=== Section Start ===

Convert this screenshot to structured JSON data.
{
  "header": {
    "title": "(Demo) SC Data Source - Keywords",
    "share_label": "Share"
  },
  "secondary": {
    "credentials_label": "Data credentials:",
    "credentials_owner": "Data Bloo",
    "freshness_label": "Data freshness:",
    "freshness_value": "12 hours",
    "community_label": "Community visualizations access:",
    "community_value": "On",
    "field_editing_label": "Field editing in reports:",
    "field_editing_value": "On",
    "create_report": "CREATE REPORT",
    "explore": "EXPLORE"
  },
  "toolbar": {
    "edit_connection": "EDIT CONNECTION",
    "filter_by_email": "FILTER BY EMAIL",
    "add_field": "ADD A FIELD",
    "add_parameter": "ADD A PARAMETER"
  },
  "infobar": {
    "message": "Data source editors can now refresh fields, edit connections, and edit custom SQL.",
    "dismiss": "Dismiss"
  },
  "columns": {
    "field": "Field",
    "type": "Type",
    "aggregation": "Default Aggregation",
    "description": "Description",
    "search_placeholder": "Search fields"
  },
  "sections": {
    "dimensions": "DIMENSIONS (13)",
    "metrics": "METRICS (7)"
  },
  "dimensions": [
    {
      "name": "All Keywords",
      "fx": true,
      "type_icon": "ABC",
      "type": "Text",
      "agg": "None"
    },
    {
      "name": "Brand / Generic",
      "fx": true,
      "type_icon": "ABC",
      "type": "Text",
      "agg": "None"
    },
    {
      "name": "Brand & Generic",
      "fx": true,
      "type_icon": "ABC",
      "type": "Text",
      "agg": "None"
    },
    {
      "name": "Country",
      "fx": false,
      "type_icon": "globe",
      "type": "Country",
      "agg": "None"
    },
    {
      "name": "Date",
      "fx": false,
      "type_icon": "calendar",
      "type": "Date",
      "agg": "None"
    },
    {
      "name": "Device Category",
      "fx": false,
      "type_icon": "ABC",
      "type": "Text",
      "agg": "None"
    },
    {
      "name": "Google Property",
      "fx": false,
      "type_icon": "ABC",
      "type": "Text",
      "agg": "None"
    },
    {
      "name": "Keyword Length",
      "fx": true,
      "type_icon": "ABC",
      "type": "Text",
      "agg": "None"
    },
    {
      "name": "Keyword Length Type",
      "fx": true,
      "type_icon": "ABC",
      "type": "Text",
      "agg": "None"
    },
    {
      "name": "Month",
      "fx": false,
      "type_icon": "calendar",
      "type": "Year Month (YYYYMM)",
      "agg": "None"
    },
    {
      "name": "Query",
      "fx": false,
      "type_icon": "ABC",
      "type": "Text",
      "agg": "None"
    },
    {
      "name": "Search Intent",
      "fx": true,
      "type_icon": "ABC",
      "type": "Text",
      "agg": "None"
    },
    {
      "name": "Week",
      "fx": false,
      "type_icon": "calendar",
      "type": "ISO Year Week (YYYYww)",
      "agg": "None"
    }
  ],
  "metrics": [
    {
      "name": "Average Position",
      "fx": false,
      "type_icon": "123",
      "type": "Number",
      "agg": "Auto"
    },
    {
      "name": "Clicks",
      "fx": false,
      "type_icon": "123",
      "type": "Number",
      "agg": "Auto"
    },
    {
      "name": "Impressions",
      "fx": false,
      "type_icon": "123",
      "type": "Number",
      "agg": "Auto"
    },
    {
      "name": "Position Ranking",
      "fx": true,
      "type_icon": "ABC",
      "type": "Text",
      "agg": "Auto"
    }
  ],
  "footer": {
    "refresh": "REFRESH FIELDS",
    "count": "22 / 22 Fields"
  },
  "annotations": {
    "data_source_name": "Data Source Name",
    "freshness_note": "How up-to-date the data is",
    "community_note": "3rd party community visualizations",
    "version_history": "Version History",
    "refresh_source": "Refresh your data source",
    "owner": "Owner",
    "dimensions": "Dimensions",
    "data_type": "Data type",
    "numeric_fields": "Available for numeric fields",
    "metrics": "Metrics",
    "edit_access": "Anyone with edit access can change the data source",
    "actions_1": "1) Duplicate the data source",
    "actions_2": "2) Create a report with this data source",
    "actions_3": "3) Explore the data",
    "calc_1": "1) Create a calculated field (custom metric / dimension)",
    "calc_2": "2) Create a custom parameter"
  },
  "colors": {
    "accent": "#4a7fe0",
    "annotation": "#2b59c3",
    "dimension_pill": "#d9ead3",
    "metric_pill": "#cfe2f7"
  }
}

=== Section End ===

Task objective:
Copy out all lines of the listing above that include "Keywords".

Exercise response:
    "title": "(Demo) SC Data Source - Keywords",
      "name": "All Keywords",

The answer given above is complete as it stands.